Later in the month, Wesley Chan and I got the opportunity to produce a shot film in collaboration with our friends, filmmaker Tommy Trinh and actor/martial artist Noah Fledar. It was our first time working on an action short of this caliber and Wes's return to directing after more than a year. One of the locations we used was first featured as the famous Bat Cave in The Dark Knight.
Also in September, Jessica officially started her classes in pursuit of her esthetician license, something she's been wanting for years. She's got only a few weeks of her program left, and I'm so proud at how well she's been doing the last few months. If you're still reading this far down and are due for a facial or new skin care regimen, check our her professional Instagram profile HERE.

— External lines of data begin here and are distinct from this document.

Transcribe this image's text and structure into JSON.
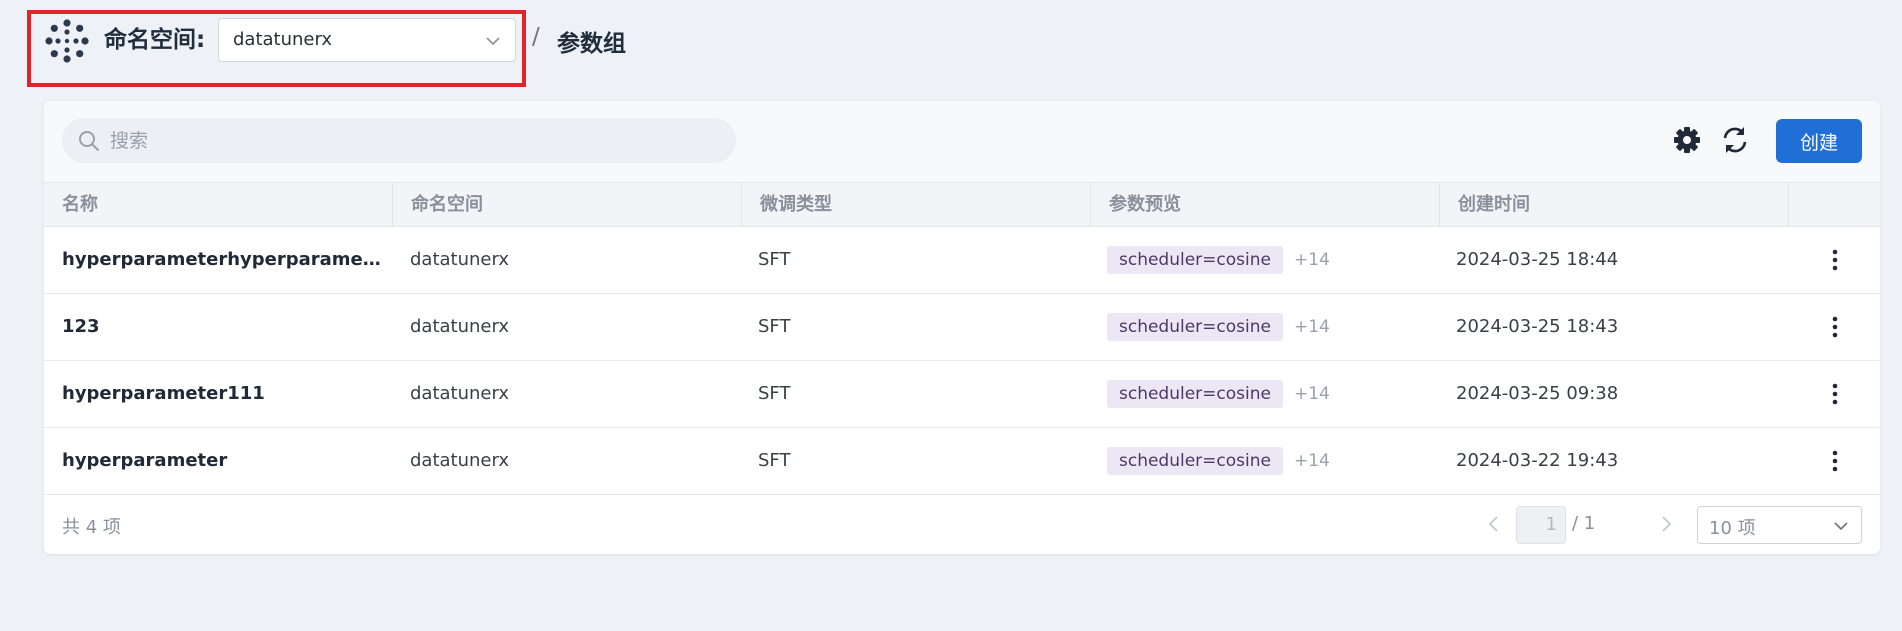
{
  "header": {
    "namespace_label": "命名空间:",
    "namespace_value": "datatunerx",
    "separator": "/",
    "current_page": "参数组"
  },
  "toolbar": {
    "search_placeholder": "搜索",
    "create_label": "创建",
    "icons": [
      "gear-icon",
      "refresh-icon"
    ]
  },
  "table": {
    "columns": [
      "名称",
      "命名空间",
      "微调类型",
      "参数预览",
      "创建时间",
      ""
    ],
    "rows": [
      {
        "name": "hyperparameterhyperparameterh...",
        "namespace": "datatunerx",
        "type": "SFT",
        "tag": "scheduler=cosine",
        "more": "+14",
        "created": "2024-03-25 18:44"
      },
      {
        "name": "123",
        "namespace": "datatunerx",
        "type": "SFT",
        "tag": "scheduler=cosine",
        "more": "+14",
        "created": "2024-03-25 18:43"
      },
      {
        "name": "hyperparameter111",
        "namespace": "datatunerx",
        "type": "SFT",
        "tag": "scheduler=cosine",
        "more": "+14",
        "created": "2024-03-25 09:38"
      },
      {
        "name": "hyperparameter",
        "namespace": "datatunerx",
        "type": "SFT",
        "tag": "scheduler=cosine",
        "more": "+14",
        "created": "2024-03-22 19:43"
      }
    ]
  },
  "pagination": {
    "total_text": "共 4 项",
    "current_page": "1",
    "page_total": "/ 1",
    "page_size": "10 项"
  },
  "colors": {
    "accent": "#1f6fd6",
    "highlight_border": "#e0242a",
    "tag_bg": "#ece6f5"
  }
}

Then I turned 26 and I smashed my finger in my garage door that day.
OCTOBER will be remembered as the month I was injured. A week before playing in the ISA Charity Basketball game in San Jose, I partially tore my hamstring during a grappling training session. Luckily, my brother Brian, who’s a Doctor of Physical Therapy, was able to walk me through rehab techniques to get some strength and flexibility back in time for the game. I was unable to even jog leading up to game day, but I’m glad I was able to put up a few points for my team led by The Fung Bros. After an intense and hard fought game, we came up short by a single point and game-winning shot be Jason Lee of Jubilee Media.
I wrapped up the month producing another side project helmed by Julie Zhan and Wesley Chan. Her short film “Zoetic” is currently in its final phases of post production and preparing for its festival run. It’s a meaningful short about an Asian American woman’s relationship with her immigrant mother and family. So much heart was put into this film and I can’t wait to see how far it can go.
This month, we went back on road for our Yappie College Tour. Meeting and interacting with the fans and supporters has always been one of my favorite parts about working for Wong Fu Productions. We split the team up on separate legs so some could stay back to work on the next short, or create our hottest selling item of the year; the Asian Bachelorette Calendar.
DECEMBER - This past month was spent almost entirely in recovery mode. Jessica and I got food poisoning, myself twice. And we’ve spent the last couple of weeks fighting off a cold that hit some of the Wong Fu team as well. We celebrated the 15-year anniversary of Wong Fu Productions with our second annual Holiyay Party inviting over 250 of our friends from the industry and community. The team closed up shop for the winter with an intimate and fancy dinner and played an imaginary game of white elephant.
It’s been a tumultuous year to say the least, and I’m sure I’ll be waking up in the middle of the night remembering something I missed to put in this blog post. If I don’t publish this now, it may never see the light of day. So cheers to 2018! It’s been fun and stressful learning experience but we pulled through. 2019, I’m ready for you.
Thanks for reading and have a happy and wonderful New Year!